Dear Editor, Since the inception of Pope Francis’ pontificate, there has been a well-intentioned attempt to restore the attractiveness of the Gospel for those to whom it has lost its sheen.

However, this has played out as the soft-pedalling of the gravity of moral doctrine on human sexuality in a post-Vatican II spirit of Jesuitical casuistry, in the sheep’s clothing of personal compassion.

This has come to a head in the interim report of the recent synod, causing much confusion. Mercy is rightly to be shown to the person, a subject, as shown by Jesus’ words to the woman caught in adultery “neither do I condemn you”, but it does not come at the expense of justice to the seriousness of the objective act – “go and sin no more”.

A denial of the justice on which mercy is founded is not mercy at all, but cruelty. It has given rise to the euphemistic horrors of terms like ‘mercy-killing’, ‘no-fault divorce’ and ‘pro-choice’.

I believe the Christ-centred approach involves a love of the person that implies a hatred of the spiritual cancer, the sin that may be destroying them.

The Magisterium of the Catholic Church has spoken clearly to the objective realities in the past and the truly merciful thing would be to clearly explain the teaching in the context of the errors and confusion of the time, leaving the pastoral application to the local level of one-on-one personal encounters. Instruction of the ignorant is a spiritual work of mercy.

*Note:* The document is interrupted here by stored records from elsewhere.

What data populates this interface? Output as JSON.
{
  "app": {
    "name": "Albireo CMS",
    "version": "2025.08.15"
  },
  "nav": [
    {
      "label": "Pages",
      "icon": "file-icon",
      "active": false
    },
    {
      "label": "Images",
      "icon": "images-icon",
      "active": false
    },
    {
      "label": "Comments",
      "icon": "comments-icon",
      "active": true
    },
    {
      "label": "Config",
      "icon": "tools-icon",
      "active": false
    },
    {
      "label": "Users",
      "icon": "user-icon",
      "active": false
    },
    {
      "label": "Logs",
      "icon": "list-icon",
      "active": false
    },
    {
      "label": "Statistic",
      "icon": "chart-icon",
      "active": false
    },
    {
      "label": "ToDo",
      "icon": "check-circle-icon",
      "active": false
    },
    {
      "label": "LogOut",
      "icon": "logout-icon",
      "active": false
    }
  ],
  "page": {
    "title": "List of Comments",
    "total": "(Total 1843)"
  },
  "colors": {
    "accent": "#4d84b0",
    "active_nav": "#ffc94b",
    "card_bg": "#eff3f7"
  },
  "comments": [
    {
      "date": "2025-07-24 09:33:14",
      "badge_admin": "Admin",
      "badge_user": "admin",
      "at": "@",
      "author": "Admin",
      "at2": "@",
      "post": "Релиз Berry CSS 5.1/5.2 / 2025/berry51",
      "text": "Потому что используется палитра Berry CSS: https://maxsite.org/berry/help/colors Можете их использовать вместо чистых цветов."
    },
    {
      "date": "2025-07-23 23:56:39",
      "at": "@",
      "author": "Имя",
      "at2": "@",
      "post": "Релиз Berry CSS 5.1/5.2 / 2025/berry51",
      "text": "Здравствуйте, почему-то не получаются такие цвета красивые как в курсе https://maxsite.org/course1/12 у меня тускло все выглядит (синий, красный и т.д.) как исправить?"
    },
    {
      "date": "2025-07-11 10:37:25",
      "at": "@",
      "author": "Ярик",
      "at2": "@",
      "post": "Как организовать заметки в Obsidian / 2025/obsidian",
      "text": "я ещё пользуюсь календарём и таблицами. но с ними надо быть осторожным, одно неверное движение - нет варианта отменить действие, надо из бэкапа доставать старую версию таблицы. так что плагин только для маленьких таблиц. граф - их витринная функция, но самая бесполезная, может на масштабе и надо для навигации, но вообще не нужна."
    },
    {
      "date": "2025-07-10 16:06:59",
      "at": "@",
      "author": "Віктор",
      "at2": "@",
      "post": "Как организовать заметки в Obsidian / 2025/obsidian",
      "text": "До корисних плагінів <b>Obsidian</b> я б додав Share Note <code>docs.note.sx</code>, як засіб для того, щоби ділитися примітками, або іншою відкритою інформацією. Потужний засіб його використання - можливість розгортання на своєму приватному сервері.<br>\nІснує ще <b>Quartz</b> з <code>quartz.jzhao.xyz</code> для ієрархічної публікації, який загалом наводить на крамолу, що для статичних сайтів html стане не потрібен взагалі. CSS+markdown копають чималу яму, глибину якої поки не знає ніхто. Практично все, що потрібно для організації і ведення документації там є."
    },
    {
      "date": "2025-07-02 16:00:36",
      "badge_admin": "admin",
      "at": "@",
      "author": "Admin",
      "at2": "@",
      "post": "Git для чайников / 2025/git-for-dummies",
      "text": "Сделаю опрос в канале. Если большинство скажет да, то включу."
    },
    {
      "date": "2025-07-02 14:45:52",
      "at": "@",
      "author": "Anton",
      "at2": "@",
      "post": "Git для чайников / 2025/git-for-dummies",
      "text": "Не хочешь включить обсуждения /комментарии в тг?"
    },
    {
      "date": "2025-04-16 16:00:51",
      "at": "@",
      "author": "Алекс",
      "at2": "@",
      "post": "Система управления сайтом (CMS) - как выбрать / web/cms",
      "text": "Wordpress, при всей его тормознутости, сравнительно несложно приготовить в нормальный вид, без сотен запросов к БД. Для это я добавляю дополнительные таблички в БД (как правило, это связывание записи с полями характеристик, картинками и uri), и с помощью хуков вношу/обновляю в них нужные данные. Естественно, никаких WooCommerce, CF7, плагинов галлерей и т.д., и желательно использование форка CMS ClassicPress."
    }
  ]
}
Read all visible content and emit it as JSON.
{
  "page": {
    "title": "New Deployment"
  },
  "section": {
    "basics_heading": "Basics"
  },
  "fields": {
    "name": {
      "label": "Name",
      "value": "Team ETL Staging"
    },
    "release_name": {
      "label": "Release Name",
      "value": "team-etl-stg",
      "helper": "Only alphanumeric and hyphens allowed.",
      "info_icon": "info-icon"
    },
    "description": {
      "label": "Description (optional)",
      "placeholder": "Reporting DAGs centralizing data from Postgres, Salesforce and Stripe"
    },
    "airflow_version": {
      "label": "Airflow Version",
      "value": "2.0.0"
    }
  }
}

Finally, if you think the watering-down or the shelving of difficult doctrines for the age is supposed to be a part of a successful pastoral strategy for gathering a larger flock for Christ, you might want to check with an Anglican first, if you can find one.


Yours etc.,

Mark Hickey,

Sandymount,  Dublin 4.